The new interim rule offers some certainty for servicers and investors who seek to offer loss mitigation options like a deferral based on an evaluation of an incomplete application. In addition to the preexisting exceptions for short-term forbearance and short-term repayment plans, the interim rule creates a third exception for programs offered to borrowers impacted by the pandemic. To take advantage of this exception, the program that servicers offer must meet certain requirements. In its announcement of the new exception, the CFPB emphasized that the criteria in the rule are intended to align with the criteria outlined in FHFA’s COVID-19 payment deferral program and other comparable programs, such as FHA’s COVID-19 partial claim
- The program must permit borrowers to delay paying “covered amounts” until the mortgage loan is refinanced, the mortgaged property is sold, the term of the mortgage loan ends, or, for a mortgage loan insured by FHA, the mortgage insurance terminates. “Covered amounts” generally includes all principal and interest payments forborne under a payment forbearance program made available to borrowers impacted by the pandemic as well as all other principal and interest payments that are due and unpaid by a borrower impacted by the pandemic. “The term of the mortgage loan” means the term of the mortgage loan according to the obligation between the parties in effect when the borrower is offered the loss mitigation option.
- Any amounts that the borrower may delay paying as described above do not accrue interest. In addition, the servicer does not charge any fee in connection with the loss mitigation option, and the servicer waives all existing late charges, penalties, stop payment fees, or similar charges promptly upon the borrower’s acceptance of the loss mitigation option.
- The borrower’s acceptance of the loss mitigation offer ends any preexisting delinquency on the mortgage loan.

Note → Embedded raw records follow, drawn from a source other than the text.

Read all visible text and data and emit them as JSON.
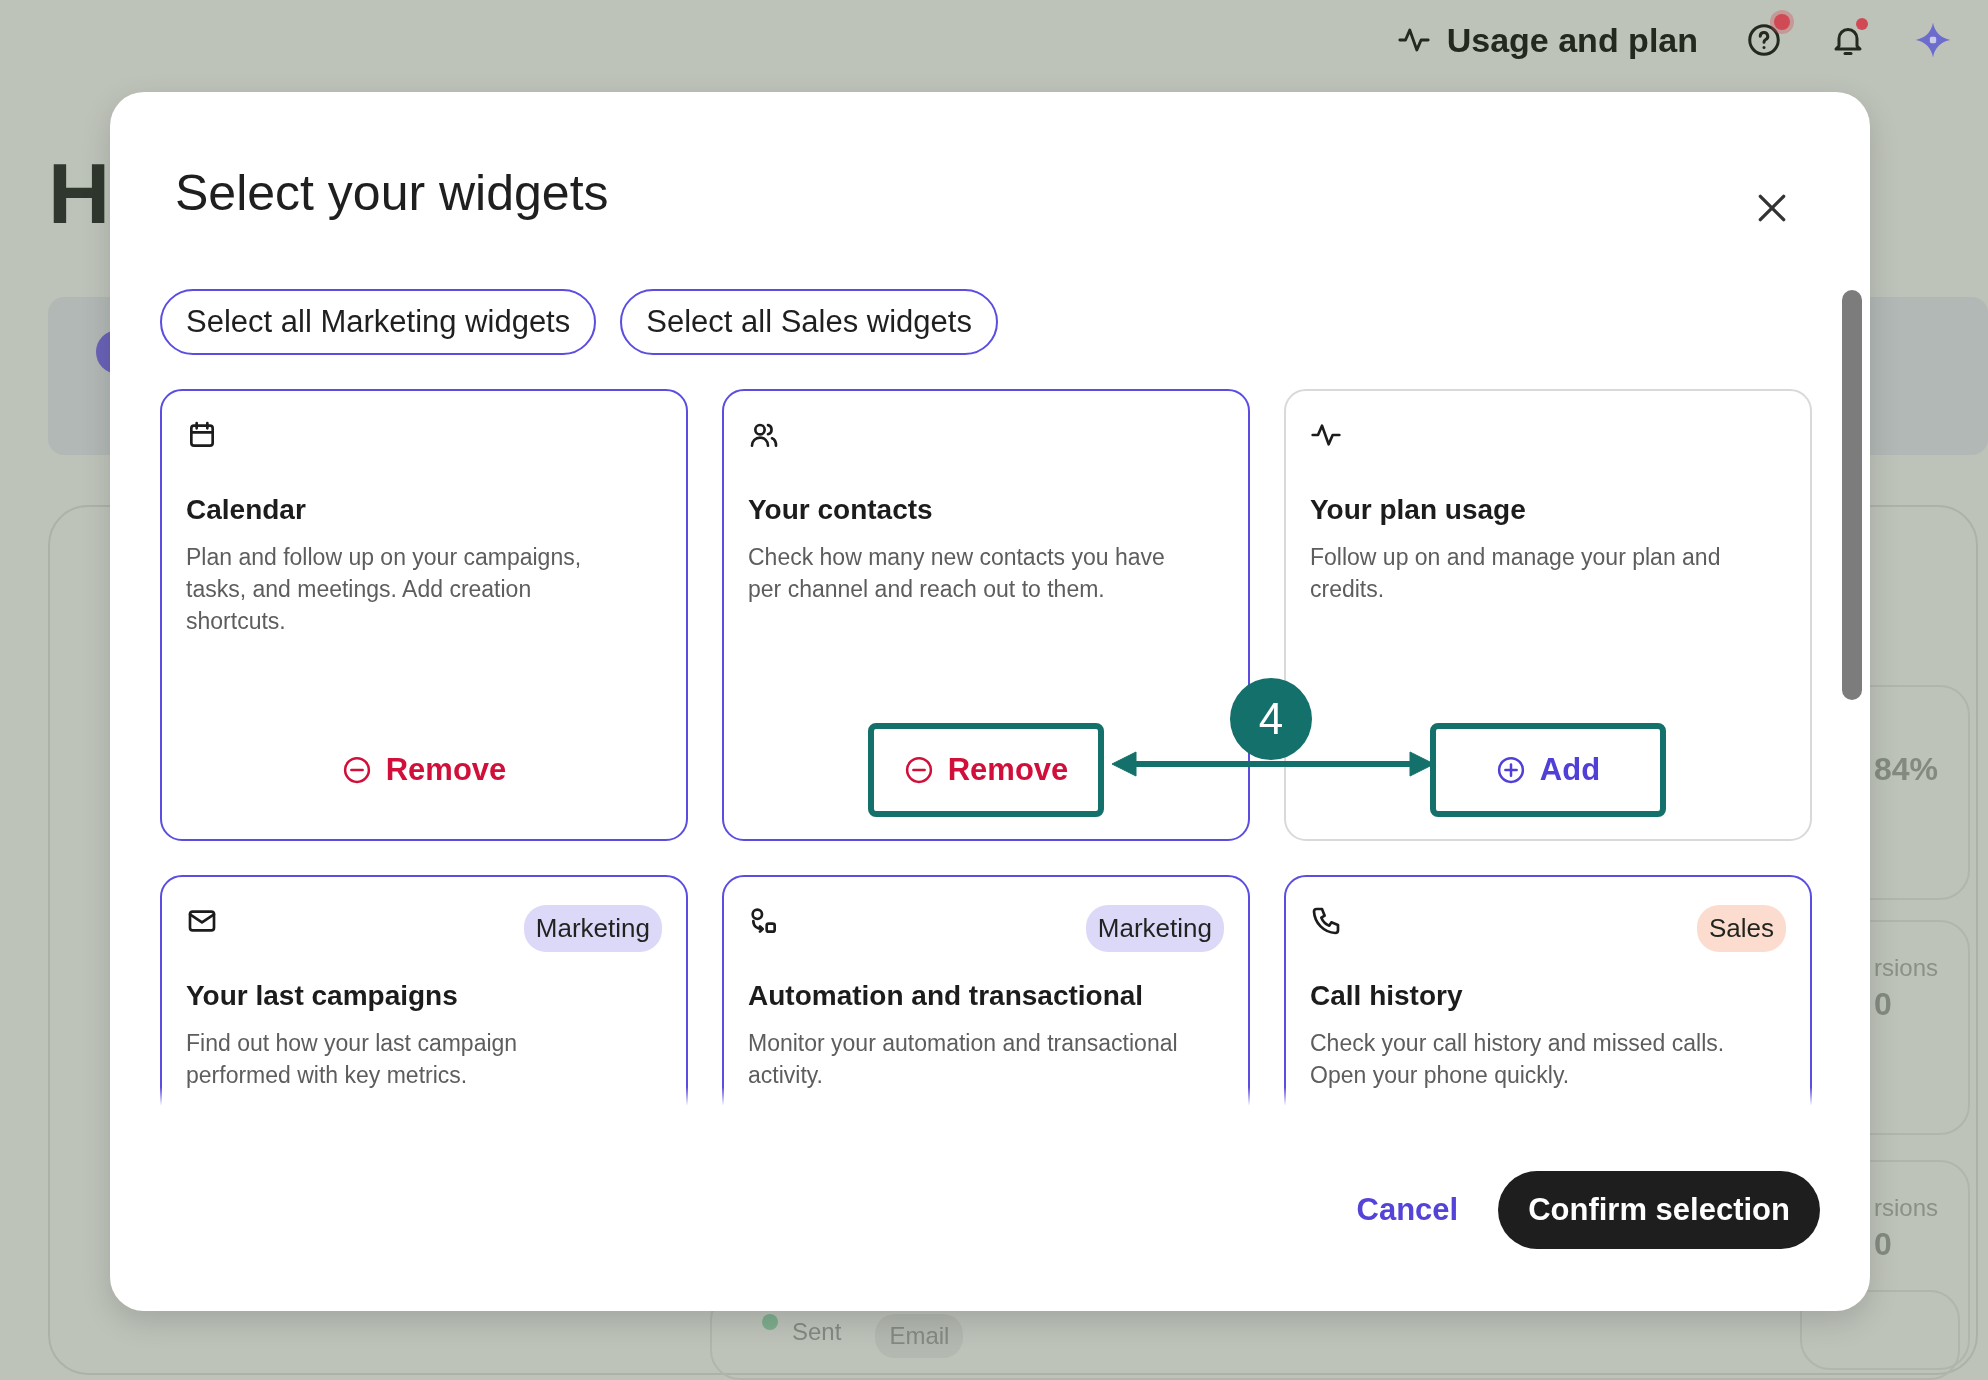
{
  "top_bar": {
    "usage_label": "Usage and plan"
  },
  "background": {
    "heading": "H",
    "stats": [
      {
        "value": "84%"
      },
      {
        "label": "rsions",
        "value": "0"
      },
      {
        "label": "rsions",
        "value": "0"
      }
    ],
    "legend": {
      "label": "Sent",
      "color": "#7fae8e"
    },
    "tag": "Email"
  },
  "dialog": {
    "title": "Select your widgets",
    "select_buttons": [
      "Select all Marketing widgets",
      "Select all Sales widgets"
    ],
    "widgets": [
      {
        "kind": "calendar",
        "title": "Calendar",
        "description": "Plan and follow up on your campaigns, tasks, and meetings. Add creation shortcuts.",
        "selected": true,
        "action": "Remove"
      },
      {
        "kind": "contacts",
        "title": "Your contacts",
        "description": "Check how many new contacts you have per channel and reach out to them.",
        "selected": true,
        "action": "Remove",
        "highlighted": true
      },
      {
        "kind": "pulse",
        "title": "Your plan usage",
        "description": "Follow up on and manage your plan and credits.",
        "selected": false,
        "action": "Add",
        "highlighted": true
      },
      {
        "kind": "mail",
        "title": "Your last campaigns",
        "description": "Find out how your last campaign performed with key metrics.",
        "selected": true,
        "tag": {
          "text": "Marketing",
          "kind": "marketing"
        }
      },
      {
        "kind": "automation",
        "title": "Automation and transactional",
        "description": "Monitor your automation and transactional activity.",
        "selected": true,
        "tag": {
          "text": "Marketing",
          "kind": "marketing"
        }
      },
      {
        "kind": "phone",
        "title": "Call history",
        "description": "Check your call history and missed calls. Open your phone quickly.",
        "selected": true,
        "tag": {
          "text": "Sales",
          "kind": "sales"
        }
      }
    ],
    "cancel": "Cancel",
    "confirm": "Confirm selection"
  },
  "annotation": {
    "step": "4"
  }
}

The Bureau notes that the FHFA’s COVID-19 payment deferral and the FHA’s COVID-19 partial claim satisfy these criteria, although the interim final rule is not limited to these programs. The Bureau also explained that the rule is flexible with respect to repayment requirements. A lump sum payment at the end of the loan term is permissible under the rule, and because the rule defines “the term of the mortgage loan” to mean the term in effect when the loss mitigation offer is made, repayment over a specified period at the end of the loan term through additional periodic payments is also permissible under the rule.
Other Requirements Waived
The interim rule provides that if a borrower accepts an offer pursuant to the new exception, the servicer is not required to comply with Regulation X’s requirement to send a letter acknowledging receipt of a loss mitigation application within five days and the requirement to attempt to get a complete application from the borrower. This provision is likely welcome relief to servicers who are facing sharply increased requests for assistance.
Interim Final Rule
The CFPB is issuing this rule as an interim final rule under the good cause exception of the Administrative Procedure Act. The good cause exception generally allows agencies to publish a final rule without going through the usual notice and comment process before the rule becomes effective where notice and comment are impractical, unnecessary, or contrary to the public interest. According to the CFPB, because many servicers offered borrowers 90-day forbearance programs that are coming to an end in the next few weeks, and because the FHFA COVID-19 deferral program becomes effective on July 1, it would be impractical and contrary to the public interest to require a notice and comment process. Unless the CFPB acts quickly, servicers may struggle to determine whether they could offer borrowers a deferral program, including the FHFA COVID-19 deferral program, upon the end of a forbearance without obtaining a complete loss mitigation application from borrowers, a step that the CFPB acknowledged would delay or obstruct relief to borrowers who have an immediate need for the program.
The rule becomes effective on July 1, and the Bureau is currently accepting comments on the rule. Comments are due 45 days after the rule is published in the Federal Register. A more detailed Legal Update discussing the new rule is forthcoming.